There's only so much that medical science can tell us. Today we met for the first time with the pediatric neurosurgeon, Dr A, who read the MRI. He was the most hopeful-sounding of the doctors yet. He said this doesn't look like a typical case of spina bifida at all to him, not the kind with brain damage and all the other horrific possibilities we were first confronted with last week. He thinks instead this may be a case of a tethered spinal cord, which basically means that during formation some part of the spinal cord didn't fully detach from the surrounding skin. This condition can cause problems as the child grows, but it can be corrected surgically after birth. There's a range of potentialities: in the best case, the child could wind up with no lasting aftereffects at all; in the not-so-best-case, the child could wind up with some degree of paralysis and/or loss of bowel/bladder control. The doctor said they won't know more until our baby is actually born, but he thinks the main worries are the physical problems -- he feels that her chances of having brain damage are very slim.

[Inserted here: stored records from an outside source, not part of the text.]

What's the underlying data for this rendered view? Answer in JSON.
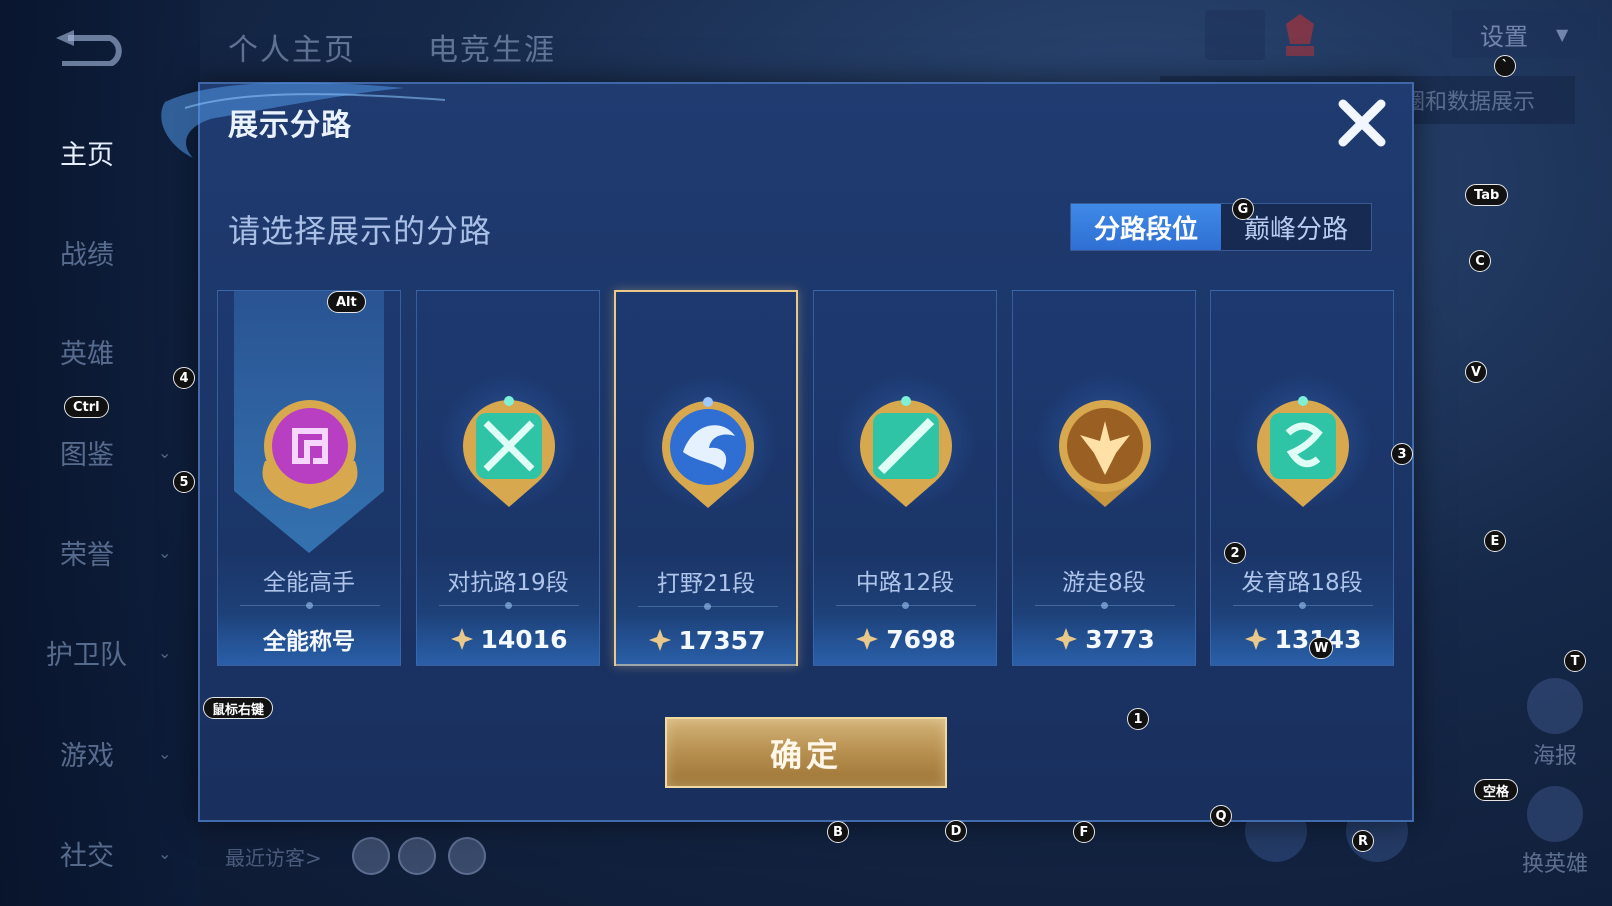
{
  "header": {
    "tabs": [
      "个人主页",
      "电竞生涯"
    ],
    "settings_label": "设置",
    "faded_banner_text": "圈和数据展示"
  },
  "sidebar": {
    "items": [
      {
        "label": "主页",
        "active": true,
        "has_chevron": false
      },
      {
        "label": "战绩",
        "active": false,
        "has_chevron": false
      },
      {
        "label": "英雄",
        "active": false,
        "has_chevron": false
      },
      {
        "label": "图鉴",
        "active": false,
        "has_chevron": true
      },
      {
        "label": "荣誉",
        "active": false,
        "has_chevron": true
      },
      {
        "label": "护卫队",
        "active": false,
        "has_chevron": true
      },
      {
        "label": "游戏",
        "active": false,
        "has_chevron": true
      },
      {
        "label": "社交",
        "active": false,
        "has_chevron": true
      }
    ]
  },
  "visitors_label": "最近访客>",
  "right_actions": [
    "海报",
    "换英雄"
  ],
  "modal": {
    "title": "展示分路",
    "prompt": "请选择展示的分路",
    "segments": [
      "分路段位",
      "巅峰分路"
    ],
    "active_segment": 0,
    "confirm_label": "确定",
    "cards": [
      {
        "name": "全能高手",
        "bottom": "全能称号",
        "score": null,
        "selected": false,
        "badge_color": "#b83fc2",
        "icon": "versatile-badge-icon"
      },
      {
        "name": "对抗路19段",
        "bottom": null,
        "score": "14016",
        "selected": false,
        "badge_color": "#2fc4a6",
        "icon": "clash-lane-badge-icon"
      },
      {
        "name": "打野21段",
        "bottom": null,
        "score": "17357",
        "selected": true,
        "badge_color": "#2f6fd3",
        "icon": "jungle-badge-icon"
      },
      {
        "name": "中路12段",
        "bottom": null,
        "score": "7698",
        "selected": false,
        "badge_color": "#2fc4a6",
        "icon": "mid-lane-badge-icon"
      },
      {
        "name": "游走8段",
        "bottom": null,
        "score": "3773",
        "selected": false,
        "badge_color": "#c88c3c",
        "icon": "roam-badge-icon"
      },
      {
        "name": "发育路18段",
        "bottom": null,
        "score": "13143",
        "selected": false,
        "badge_color": "#2fc4a6",
        "icon": "farm-lane-badge-icon"
      }
    ]
  },
  "key_hints": [
    "Alt",
    "Ctrl",
    "4",
    "5",
    "3",
    "2",
    "1",
    "G",
    "Tab",
    "C",
    "V",
    "E",
    "T",
    "W",
    "鼠标右键",
    "空格",
    "B",
    "D",
    "F",
    "Q",
    "R",
    "`"
  ]
}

And so, we wait and hope. I totally broke down in the doctor's office today, not out of sadness but because he'd confirmed the hopes I'd been holding onto these past few days. Poor guy; I don't think he could quite understand why I was crying like a baby but telling him I wasn't sad, I was happy.
I was also pretty stunned to hear him say, as we were discussing going forward with the pregnancy, that some couples wanted him to guarantee that their child would be 100% fine and healthy, and if he couldn't do that (which of course he can't in any case), they would terminate the pregnancy. DH had actually suggested that maybe the reason our first doctor had been so callous and matter-of-fact about wanting to do that with us without even getting a second opinion was because most of his patients opted to do that as soon as they heard there was a problem. I thought DH was just being cynical, but after hearing Dr A today, maybe he was right after all. I'm certainly the last person to judge someone else -- I know how agonized I was when I thought our baby would be so profoundly damaged that she would have no quality of life at all -- but it just seems sad that people would need a guarantee of a perfect baby in order to want one at all. I mean, nothing in life is guaranteed, right? Everything can look perfect but not be, just like everything can look hopeless at first glance but not be.
In any event, we've made our decision, and as DH says there's no looking back. We'll have our daughter at Columbia-Presbyterian where she can have an MRI within a day or two after she's born to find out the extent of her injury and the best way to treat it. The facilities aren't as nice as the ones near us -- shared rooms instead of private, more patients therefore (I'm sure) less personalized attention from the staff -- but the doctors are so much more knowledgeable and competent in dealing with high-risk pregnancies than our local doctors are that it will be worth it.
Now all we can do is wait and see what the tests show after our little girl is born.
And of course, we can now jump headfirst into all the fun stuff we should have been doing since last week, like picking out a beautiful name for Baby M's little sister.